- WORK TO COMPLETE -
The records should be copied out again with no alteration.

- DATA FOR THE TASK -

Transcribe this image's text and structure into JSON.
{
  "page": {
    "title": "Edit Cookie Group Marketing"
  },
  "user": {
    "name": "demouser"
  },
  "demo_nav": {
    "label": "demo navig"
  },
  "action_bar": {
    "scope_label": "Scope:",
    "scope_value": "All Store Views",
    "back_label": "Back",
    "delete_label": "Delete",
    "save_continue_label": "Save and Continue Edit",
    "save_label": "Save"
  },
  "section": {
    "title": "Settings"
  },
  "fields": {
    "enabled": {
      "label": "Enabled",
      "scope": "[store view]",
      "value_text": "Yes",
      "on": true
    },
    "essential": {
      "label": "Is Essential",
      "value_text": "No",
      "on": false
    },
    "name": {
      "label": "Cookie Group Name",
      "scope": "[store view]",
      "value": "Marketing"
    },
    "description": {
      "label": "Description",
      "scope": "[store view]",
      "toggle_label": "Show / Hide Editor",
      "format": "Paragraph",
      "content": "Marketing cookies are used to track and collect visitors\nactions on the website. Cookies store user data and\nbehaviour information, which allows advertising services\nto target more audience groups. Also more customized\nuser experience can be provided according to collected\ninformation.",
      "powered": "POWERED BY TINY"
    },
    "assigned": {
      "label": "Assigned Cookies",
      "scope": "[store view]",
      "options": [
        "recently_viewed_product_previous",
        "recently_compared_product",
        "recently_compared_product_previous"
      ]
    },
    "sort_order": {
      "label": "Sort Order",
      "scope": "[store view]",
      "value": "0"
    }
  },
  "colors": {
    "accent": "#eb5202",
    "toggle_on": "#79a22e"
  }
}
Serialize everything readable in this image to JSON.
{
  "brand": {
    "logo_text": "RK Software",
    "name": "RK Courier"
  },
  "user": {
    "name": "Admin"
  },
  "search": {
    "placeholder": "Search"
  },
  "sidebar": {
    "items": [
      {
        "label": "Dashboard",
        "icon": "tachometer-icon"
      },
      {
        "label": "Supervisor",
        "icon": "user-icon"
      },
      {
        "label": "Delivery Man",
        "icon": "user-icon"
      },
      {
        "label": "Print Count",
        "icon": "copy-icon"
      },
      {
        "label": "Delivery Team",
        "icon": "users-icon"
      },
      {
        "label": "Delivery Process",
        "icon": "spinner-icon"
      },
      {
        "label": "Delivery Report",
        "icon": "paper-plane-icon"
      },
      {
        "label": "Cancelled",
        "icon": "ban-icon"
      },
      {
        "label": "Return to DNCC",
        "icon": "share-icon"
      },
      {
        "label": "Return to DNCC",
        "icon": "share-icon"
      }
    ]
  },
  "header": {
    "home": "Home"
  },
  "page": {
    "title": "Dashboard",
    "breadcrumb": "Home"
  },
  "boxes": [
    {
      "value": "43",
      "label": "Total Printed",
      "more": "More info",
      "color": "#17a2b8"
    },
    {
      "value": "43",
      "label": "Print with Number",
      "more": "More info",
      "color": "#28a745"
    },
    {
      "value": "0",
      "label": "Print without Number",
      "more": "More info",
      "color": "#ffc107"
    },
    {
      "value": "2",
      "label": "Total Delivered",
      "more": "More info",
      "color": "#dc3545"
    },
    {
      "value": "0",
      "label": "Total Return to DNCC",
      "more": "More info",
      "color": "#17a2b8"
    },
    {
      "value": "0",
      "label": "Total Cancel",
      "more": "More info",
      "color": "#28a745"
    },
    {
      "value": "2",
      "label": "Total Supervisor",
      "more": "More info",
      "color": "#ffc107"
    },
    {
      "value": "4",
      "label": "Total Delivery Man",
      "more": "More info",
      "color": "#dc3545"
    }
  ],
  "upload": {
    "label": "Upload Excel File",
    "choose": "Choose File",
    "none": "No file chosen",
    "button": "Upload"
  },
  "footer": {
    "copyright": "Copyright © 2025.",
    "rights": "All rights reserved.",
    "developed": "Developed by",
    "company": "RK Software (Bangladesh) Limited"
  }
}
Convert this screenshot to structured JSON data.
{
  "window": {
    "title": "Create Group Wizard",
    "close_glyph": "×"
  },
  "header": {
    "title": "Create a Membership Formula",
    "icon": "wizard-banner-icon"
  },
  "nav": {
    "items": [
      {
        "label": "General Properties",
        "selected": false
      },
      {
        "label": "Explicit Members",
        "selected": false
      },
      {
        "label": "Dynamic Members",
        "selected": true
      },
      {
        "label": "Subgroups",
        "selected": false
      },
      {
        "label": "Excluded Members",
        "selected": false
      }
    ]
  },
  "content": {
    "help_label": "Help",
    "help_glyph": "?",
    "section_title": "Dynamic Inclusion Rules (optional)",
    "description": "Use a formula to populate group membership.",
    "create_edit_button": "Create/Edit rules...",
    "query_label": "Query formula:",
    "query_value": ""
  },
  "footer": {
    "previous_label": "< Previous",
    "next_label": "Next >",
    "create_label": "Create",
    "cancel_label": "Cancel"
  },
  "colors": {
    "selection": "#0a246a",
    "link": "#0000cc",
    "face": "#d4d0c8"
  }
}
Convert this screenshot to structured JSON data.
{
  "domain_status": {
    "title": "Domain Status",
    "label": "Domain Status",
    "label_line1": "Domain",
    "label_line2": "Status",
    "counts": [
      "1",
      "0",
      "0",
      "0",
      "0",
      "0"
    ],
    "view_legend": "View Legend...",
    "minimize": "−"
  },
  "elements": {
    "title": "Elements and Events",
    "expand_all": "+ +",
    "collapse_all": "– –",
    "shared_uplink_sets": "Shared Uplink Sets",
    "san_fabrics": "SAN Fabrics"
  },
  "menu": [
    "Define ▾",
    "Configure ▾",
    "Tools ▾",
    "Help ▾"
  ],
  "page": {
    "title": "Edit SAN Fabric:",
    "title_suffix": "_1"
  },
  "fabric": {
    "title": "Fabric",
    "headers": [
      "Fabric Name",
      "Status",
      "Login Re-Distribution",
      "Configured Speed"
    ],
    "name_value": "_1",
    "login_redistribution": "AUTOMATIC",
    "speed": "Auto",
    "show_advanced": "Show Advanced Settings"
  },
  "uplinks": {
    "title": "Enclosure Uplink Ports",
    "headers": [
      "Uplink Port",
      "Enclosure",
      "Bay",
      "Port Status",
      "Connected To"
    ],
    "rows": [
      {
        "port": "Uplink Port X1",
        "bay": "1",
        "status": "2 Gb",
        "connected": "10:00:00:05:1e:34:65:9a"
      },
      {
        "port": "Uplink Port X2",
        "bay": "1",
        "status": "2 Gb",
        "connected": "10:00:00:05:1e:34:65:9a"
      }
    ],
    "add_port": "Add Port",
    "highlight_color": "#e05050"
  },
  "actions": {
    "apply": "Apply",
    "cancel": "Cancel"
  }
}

- SOLUTION FOR THIS EXERCISE -
Transcribe this image's text and structure into JSON.
{
  "page": {
    "title": "Edit Cookie Group Marketing"
  },
  "user": {
    "name": "demouser"
  },
  "demo_nav": {
    "label": "demo navig"
  },
  "action_bar": {
    "scope_label": "Scope:",
    "scope_value": "All Store Views",
    "back_label": "Back",
    "delete_label": "Delete",
    "save_continue_label": "Save and Continue Edit",
    "save_label": "Save"
  },
  "section": {
    "title": "Settings"
  },
  "fields": {
    "enabled": {
      "label": "Enabled",
      "scope": "[store view]",
      "value_text": "Yes",
      "on": true
    },
    "essential": {
      "label": "Is Essential",
      "value_text": "No",
      "on": false
    },
    "name": {
      "label": "Cookie Group Name",
      "scope": "[store view]",
      "value": "Marketing"
    },
    "description": {
      "label": "Description",
      "scope": "[store view]",
      "toggle_label": "Show / Hide Editor",
      "format": "Paragraph",
      "content": "Marketing cookies are used to track and collect visitors\nactions on the website. Cookies store user data and\nbehaviour information, which allows advertising services\nto target more audience groups. Also more customized\nuser experience can be provided according to collected\ninformation.",
      "powered": "POWERED BY TINY"
    },
    "assigned": {
      "label": "Assigned Cookies",
      "scope": "[store view]",
      "options": [
        "recently_viewed_product_previous",
        "recently_compared_product",
        "recently_compared_product_previous"
      ]
    },
    "sort_order": {
      "label": "Sort Order",
      "scope": "[store view]",
      "value": "0"
    }
  },
  "colors": {
    "accent": "#eb5202",
    "toggle_on": "#79a22e"
  }
}
Serialize everything readable in this image to JSON.
{
  "brand": {
    "logo_text": "RK Software",
    "name": "RK Courier"
  },
  "user": {
    "name": "Admin"
  },
  "search": {
    "placeholder": "Search"
  },
  "sidebar": {
    "items": [
      {
        "label": "Dashboard",
        "icon": "tachometer-icon"
      },
      {
        "label": "Supervisor",
        "icon": "user-icon"
      },
      {
        "label": "Delivery Man",
        "icon": "user-icon"
      },
      {
        "label": "Print Count",
        "icon": "copy-icon"
      },
      {
        "label": "Delivery Team",
        "icon": "users-icon"
      },
      {
        "label": "Delivery Process",
        "icon": "spinner-icon"
      },
      {
        "label": "Delivery Report",
        "icon": "paper-plane-icon"
      },
      {
        "label": "Cancelled",
        "icon": "ban-icon"
      },
      {
        "label": "Return to DNCC",
        "icon": "share-icon"
      },
      {
        "label": "Return to DNCC",
        "icon": "share-icon"
      }
    ]
  },
  "header": {
    "home": "Home"
  },
  "page": {
    "title": "Dashboard",
    "breadcrumb": "Home"
  },
  "boxes": [
    {
      "value": "43",
      "label": "Total Printed",
      "more": "More info",
      "color": "#17a2b8"
    },
    {
      "value": "43",
      "label": "Print with Number",
      "more": "More info",
      "color": "#28a745"
    },
    {
      "value": "0",
      "label": "Print without Number",
      "more": "More info",
      "color": "#ffc107"
    },
    {
      "value": "2",
      "label": "Total Delivered",
      "more": "More info",
      "color": "#dc3545"
    },
    {
      "value": "0",
      "label": "Total Return to DNCC",
      "more": "More info",
      "color": "#17a2b8"
    },
    {
      "value": "0",
      "label": "Total Cancel",
      "more": "More info",
      "color": "#28a745"
    },
    {
      "value": "2",
      "label": "Total Supervisor",
      "more": "More info",
      "color": "#ffc107"
    },
    {
      "value": "4",
      "label": "Total Delivery Man",
      "more": "More info",
      "color": "#dc3545"
    }
  ],
  "upload": {
    "label": "Upload Excel File",
    "choose": "Choose File",
    "none": "No file chosen",
    "button": "Upload"
  },
  "footer": {
    "copyright": "Copyright © 2025.",
    "rights": "All rights reserved.",
    "developed": "Developed by",
    "company": "RK Software (Bangladesh) Limited"
  }
}
Convert this screenshot to structured JSON data.
{
  "window": {
    "title": "Create Group Wizard",
    "close_glyph": "×"
  },
  "header": {
    "title": "Create a Membership Formula",
    "icon": "wizard-banner-icon"
  },
  "nav": {
    "items": [
      {
        "label": "General Properties",
        "selected": false
      },
      {
        "label": "Explicit Members",
        "selected": false
      },
      {
        "label": "Dynamic Members",
        "selected": true
      },
      {
        "label": "Subgroups",
        "selected": false
      },
      {
        "label": "Excluded Members",
        "selected": false
      }
    ]
  },
  "content": {
    "help_label": "Help",
    "help_glyph": "?",
    "section_title": "Dynamic Inclusion Rules (optional)",
    "description": "Use a formula to populate group membership.",
    "create_edit_button": "Create/Edit rules...",
    "query_label": "Query formula:",
    "query_value": ""
  },
  "footer": {
    "previous_label": "< Previous",
    "next_label": "Next >",
    "create_label": "Create",
    "cancel_label": "Cancel"
  },
  "colors": {
    "selection": "#0a246a",
    "link": "#0000cc",
    "face": "#d4d0c8"
  }
}
Convert this screenshot to structured JSON data.
{
  "domain_status": {
    "title": "Domain Status",
    "label": "Domain Status",
    "label_line1": "Domain",
    "label_line2": "Status",
    "counts": [
      "1",
      "0",
      "0",
      "0",
      "0",
      "0"
    ],
    "view_legend": "View Legend...",
    "minimize": "−"
  },
  "elements": {
    "title": "Elements and Events",
    "expand_all": "+ +",
    "collapse_all": "– –",
    "shared_uplink_sets": "Shared Uplink Sets",
    "san_fabrics": "SAN Fabrics"
  },
  "menu": [
    "Define ▾",
    "Configure ▾",
    "Tools ▾",
    "Help ▾"
  ],
  "page": {
    "title": "Edit SAN Fabric:",
    "title_suffix": "_1"
  },
  "fabric": {
    "title": "Fabric",
    "headers": [
      "Fabric Name",
      "Status",
      "Login Re-Distribution",
      "Configured Speed"
    ],
    "name_value": "_1",
    "login_redistribution": "AUTOMATIC",
    "speed": "Auto",
    "show_advanced": "Show Advanced Settings"
  },
  "uplinks": {
    "title": "Enclosure Uplink Ports",
    "headers": [
      "Uplink Port",
      "Enclosure",
      "Bay",
      "Port Status",
      "Connected To"
    ],
    "rows": [
      {
        "port": "Uplink Port X1",
        "bay": "1",
        "status": "2 Gb",
        "connected": "10:00:00:05:1e:34:65:9a"
      },
      {
        "port": "Uplink Port X2",
        "bay": "1",
        "status": "2 Gb",
        "connected": "10:00:00:05:1e:34:65:9a"
      }
    ],
    "add_port": "Add Port",
    "highlight_color": "#e05050"
  },
  "actions": {
    "apply": "Apply",
    "cancel": "Cancel"
  }
}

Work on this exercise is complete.